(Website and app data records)
----
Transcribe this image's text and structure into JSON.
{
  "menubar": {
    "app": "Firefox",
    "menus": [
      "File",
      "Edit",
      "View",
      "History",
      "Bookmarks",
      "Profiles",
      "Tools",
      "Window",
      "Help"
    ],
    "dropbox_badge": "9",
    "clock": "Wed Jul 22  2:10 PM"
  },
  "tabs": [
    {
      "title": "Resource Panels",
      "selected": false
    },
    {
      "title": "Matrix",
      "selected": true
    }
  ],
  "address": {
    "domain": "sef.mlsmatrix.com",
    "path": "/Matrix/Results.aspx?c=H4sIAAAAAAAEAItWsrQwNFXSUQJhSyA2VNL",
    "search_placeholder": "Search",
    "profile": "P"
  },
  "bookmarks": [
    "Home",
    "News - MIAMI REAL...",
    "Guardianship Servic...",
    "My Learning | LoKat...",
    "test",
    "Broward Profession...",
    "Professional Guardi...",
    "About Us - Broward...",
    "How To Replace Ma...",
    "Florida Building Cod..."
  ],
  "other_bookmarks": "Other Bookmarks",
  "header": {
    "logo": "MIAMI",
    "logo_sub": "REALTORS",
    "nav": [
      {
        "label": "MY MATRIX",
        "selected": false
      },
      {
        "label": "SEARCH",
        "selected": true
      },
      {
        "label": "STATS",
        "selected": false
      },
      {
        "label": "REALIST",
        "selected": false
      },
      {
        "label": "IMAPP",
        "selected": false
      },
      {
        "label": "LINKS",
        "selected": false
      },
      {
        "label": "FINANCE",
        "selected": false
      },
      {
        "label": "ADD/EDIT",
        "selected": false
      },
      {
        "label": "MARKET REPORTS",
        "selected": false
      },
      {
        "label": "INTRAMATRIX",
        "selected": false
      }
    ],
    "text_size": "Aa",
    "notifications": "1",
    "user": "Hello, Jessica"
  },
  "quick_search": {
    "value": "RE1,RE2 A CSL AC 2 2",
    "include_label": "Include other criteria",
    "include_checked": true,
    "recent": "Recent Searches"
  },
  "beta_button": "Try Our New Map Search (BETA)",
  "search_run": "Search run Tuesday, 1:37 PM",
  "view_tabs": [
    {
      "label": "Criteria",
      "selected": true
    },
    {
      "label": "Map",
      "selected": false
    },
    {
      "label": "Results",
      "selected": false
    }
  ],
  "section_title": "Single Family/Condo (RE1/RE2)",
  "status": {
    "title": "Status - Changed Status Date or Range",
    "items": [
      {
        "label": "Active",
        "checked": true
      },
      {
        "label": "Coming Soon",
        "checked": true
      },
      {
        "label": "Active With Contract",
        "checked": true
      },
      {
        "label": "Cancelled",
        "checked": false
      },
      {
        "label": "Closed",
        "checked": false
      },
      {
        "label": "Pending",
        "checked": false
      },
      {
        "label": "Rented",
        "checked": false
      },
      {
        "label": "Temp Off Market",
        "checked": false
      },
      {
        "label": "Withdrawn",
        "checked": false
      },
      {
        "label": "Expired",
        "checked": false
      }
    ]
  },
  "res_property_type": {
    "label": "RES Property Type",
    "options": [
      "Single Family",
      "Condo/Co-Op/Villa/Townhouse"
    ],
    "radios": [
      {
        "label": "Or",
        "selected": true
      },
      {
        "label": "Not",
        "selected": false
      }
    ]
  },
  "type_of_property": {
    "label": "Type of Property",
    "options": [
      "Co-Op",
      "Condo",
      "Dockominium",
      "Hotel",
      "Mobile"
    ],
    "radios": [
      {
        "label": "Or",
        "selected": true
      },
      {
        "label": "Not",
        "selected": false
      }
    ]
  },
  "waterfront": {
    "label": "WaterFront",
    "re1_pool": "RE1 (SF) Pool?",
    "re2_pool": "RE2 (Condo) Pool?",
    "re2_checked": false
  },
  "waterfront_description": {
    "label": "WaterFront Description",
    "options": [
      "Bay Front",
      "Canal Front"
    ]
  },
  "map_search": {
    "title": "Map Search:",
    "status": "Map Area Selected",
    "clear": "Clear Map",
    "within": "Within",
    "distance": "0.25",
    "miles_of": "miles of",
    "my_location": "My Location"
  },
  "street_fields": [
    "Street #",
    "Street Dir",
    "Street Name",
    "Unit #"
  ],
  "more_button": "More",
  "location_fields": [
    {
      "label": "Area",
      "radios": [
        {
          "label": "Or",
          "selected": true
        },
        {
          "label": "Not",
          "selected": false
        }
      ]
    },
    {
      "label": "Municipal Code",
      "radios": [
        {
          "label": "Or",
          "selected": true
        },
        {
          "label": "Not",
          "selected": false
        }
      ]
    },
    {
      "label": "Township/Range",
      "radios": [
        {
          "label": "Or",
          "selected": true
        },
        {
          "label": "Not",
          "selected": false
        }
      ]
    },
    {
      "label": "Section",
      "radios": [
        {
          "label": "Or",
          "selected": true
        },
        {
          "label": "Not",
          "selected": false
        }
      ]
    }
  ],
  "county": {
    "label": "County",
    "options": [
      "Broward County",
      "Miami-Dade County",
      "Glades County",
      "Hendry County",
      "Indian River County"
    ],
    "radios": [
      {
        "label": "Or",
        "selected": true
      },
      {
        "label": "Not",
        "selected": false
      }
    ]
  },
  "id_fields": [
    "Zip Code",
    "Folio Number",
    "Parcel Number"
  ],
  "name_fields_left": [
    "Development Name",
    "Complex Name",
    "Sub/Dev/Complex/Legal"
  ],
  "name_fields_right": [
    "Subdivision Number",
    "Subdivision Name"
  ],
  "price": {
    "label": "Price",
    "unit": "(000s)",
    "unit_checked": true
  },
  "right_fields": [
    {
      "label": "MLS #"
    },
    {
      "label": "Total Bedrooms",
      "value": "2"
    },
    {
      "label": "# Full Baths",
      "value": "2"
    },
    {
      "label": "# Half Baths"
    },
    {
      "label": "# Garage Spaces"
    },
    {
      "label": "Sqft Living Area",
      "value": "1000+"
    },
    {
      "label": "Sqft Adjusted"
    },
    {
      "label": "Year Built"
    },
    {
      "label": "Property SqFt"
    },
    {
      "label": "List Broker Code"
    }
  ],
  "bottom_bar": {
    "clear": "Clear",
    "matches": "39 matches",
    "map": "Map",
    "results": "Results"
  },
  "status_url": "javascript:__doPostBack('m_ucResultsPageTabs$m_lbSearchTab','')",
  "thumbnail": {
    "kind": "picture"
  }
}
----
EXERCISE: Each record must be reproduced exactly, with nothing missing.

EXERCISE SOLUTION:
Transcribe this image's text and structure into JSON.
{
  "menubar": {
    "app": "Firefox",
    "menus": [
      "File",
      "Edit",
      "View",
      "History",
      "Bookmarks",
      "Profiles",
      "Tools",
      "Window",
      "Help"
    ],
    "dropbox_badge": "9",
    "clock": "Wed Jul 22  2:10 PM"
  },
  "tabs": [
    {
      "title": "Resource Panels",
      "selected": false
    },
    {
      "title": "Matrix",
      "selected": true
    }
  ],
  "address": {
    "domain": "sef.mlsmatrix.com",
    "path": "/Matrix/Results.aspx?c=H4sIAAAAAAAEAItWsrQwNFXSUQJhSyA2VNL",
    "search_placeholder": "Search",
    "profile": "P"
  },
  "bookmarks": [
    "Home",
    "News - MIAMI REAL...",
    "Guardianship Servic...",
    "My Learning | LoKat...",
    "test",
    "Broward Profession...",
    "Professional Guardi...",
    "About Us - Broward...",
    "How To Replace Ma...",
    "Florida Building Cod..."
  ],
  "other_bookmarks": "Other Bookmarks",
  "header": {
    "logo": "MIAMI",
    "logo_sub": "REALTORS",
    "nav": [
      {
        "label": "MY MATRIX",
        "selected": false
      },
      {
        "label": "SEARCH",
        "selected": true
      },
      {
        "label": "STATS",
        "selected": false
      },
      {
        "label": "REALIST",
        "selected": false
      },
      {
        "label": "IMAPP",
        "selected": false
      },
      {
        "label": "LINKS",
        "selected": false
      },
      {
        "label": "FINANCE",
        "selected": false
      },
      {
        "label": "ADD/EDIT",
        "selected": false
      },
      {
        "label": "MARKET REPORTS",
        "selected": false
      },
      {
        "label": "INTRAMATRIX",
        "selected": false
      }
    ],
    "text_size": "Aa",
    "notifications": "1",
    "user": "Hello, Jessica"
  },
  "quick_search": {
    "value": "RE1,RE2 A CSL AC 2 2",
    "include_label": "Include other criteria",
    "include_checked": true,
    "recent": "Recent Searches"
  },
  "beta_button": "Try Our New Map Search (BETA)",
  "search_run": "Search run Tuesday, 1:37 PM",
  "view_tabs": [
    {
      "label": "Criteria",
      "selected": true
    },
    {
      "label": "Map",
      "selected": false
    },
    {
      "label": "Results",
      "selected": false
    }
  ],
  "section_title": "Single Family/Condo (RE1/RE2)",
  "status": {
    "title": "Status - Changed Status Date or Range",
    "items": [
      {
        "label": "Active",
        "checked": true
      },
      {
        "label": "Coming Soon",
        "checked": true
      },
      {
        "label": "Active With Contract",
        "checked": true
      },
      {
        "label": "Cancelled",
        "checked": false
      },
      {
        "label": "Closed",
        "checked": false
      },
      {
        "label": "Pending",
        "checked": false
      },
      {
        "label": "Rented",
        "checked": false
      },
      {
        "label": "Temp Off Market",
        "checked": false
      },
      {
        "label": "Withdrawn",
        "checked": false
      },
      {
        "label": "Expired",
        "checked": false
      }
    ]
  },
  "res_property_type": {
    "label": "RES Property Type",
    "options": [
      "Single Family",
      "Condo/Co-Op/Villa/Townhouse"
    ],
    "radios": [
      {
        "label": "Or",
        "selected": true
      },
      {
        "label": "Not",
        "selected": false
      }
    ]
  },
  "type_of_property": {
    "label": "Type of Property",
    "options": [
      "Co-Op",
      "Condo",
      "Dockominium",
      "Hotel",
      "Mobile"
    ],
    "radios": [
      {
        "label": "Or",
        "selected": true
      },
      {
        "label": "Not",
        "selected": false
      }
    ]
  },
  "waterfront": {
    "label": "WaterFront",
    "re1_pool": "RE1 (SF) Pool?",
    "re2_pool": "RE2 (Condo) Pool?",
    "re2_checked": false
  },
  "waterfront_description": {
    "label": "WaterFront Description",
    "options": [
      "Bay Front",
      "Canal Front"
    ]
  },
  "map_search": {
    "title": "Map Search:",
    "status": "Map Area Selected",
    "clear": "Clear Map",
    "within": "Within",
    "distance": "0.25",
    "miles_of": "miles of",
    "my_location": "My Location"
  },
  "street_fields": [
    "Street #",
    "Street Dir",
    "Street Name",
    "Unit #"
  ],
  "more_button": "More",
  "location_fields": [
    {
      "label": "Area",
      "radios": [
        {
          "label": "Or",
          "selected": true
        },
        {
          "label": "Not",
          "selected": false
        }
      ]
    },
    {
      "label": "Municipal Code",
      "radios": [
        {
          "label": "Or",
          "selected": true
        },
        {
          "label": "Not",
          "selected": false
        }
      ]
    },
    {
      "label": "Township/Range",
      "radios": [
        {
          "label": "Or",
          "selected": true
        },
        {
          "label": "Not",
          "selected": false
        }
      ]
    },
    {
      "label": "Section",
      "radios": [
        {
          "label": "Or",
          "selected": true
        },
        {
          "label": "Not",
          "selected": false
        }
      ]
    }
  ],
  "county": {
    "label": "County",
    "options": [
      "Broward County",
      "Miami-Dade County",
      "Glades County",
      "Hendry County",
      "Indian River County"
    ],
    "radios": [
      {
        "label": "Or",
        "selected": true
      },
      {
        "label": "Not",
        "selected": false
      }
    ]
  },
  "id_fields": [
    "Zip Code",
    "Folio Number",
    "Parcel Number"
  ],
  "name_fields_left": [
    "Development Name",
    "Complex Name",
    "Sub/Dev/Complex/Legal"
  ],
  "name_fields_right": [
    "Subdivision Number",
    "Subdivision Name"
  ],
  "price": {
    "label": "Price",
    "unit": "(000s)",
    "unit_checked": true
  },
  "right_fields": [
    {
      "label": "MLS #"
    },
    {
      "label": "Total Bedrooms",
      "value": "2"
    },
    {
      "label": "# Full Baths",
      "value": "2"
    },
    {
      "label": "# Half Baths"
    },
    {
      "label": "# Garage Spaces"
    },
    {
      "label": "Sqft Living Area",
      "value": "1000+"
    },
    {
      "label": "Sqft Adjusted"
    },
    {
      "label": "Year Built"
    },
    {
      "label": "Property SqFt"
    },
    {
      "label": "List Broker Code"
    }
  ],
  "bottom_bar": {
    "clear": "Clear",
    "matches": "39 matches",
    "map": "Map",
    "results": "Results"
  },
  "status_url": "javascript:__doPostBack('m_ucResultsPageTabs$m_lbSearchTab','')",
  "thumbnail": {
    "kind": "picture"
  }
}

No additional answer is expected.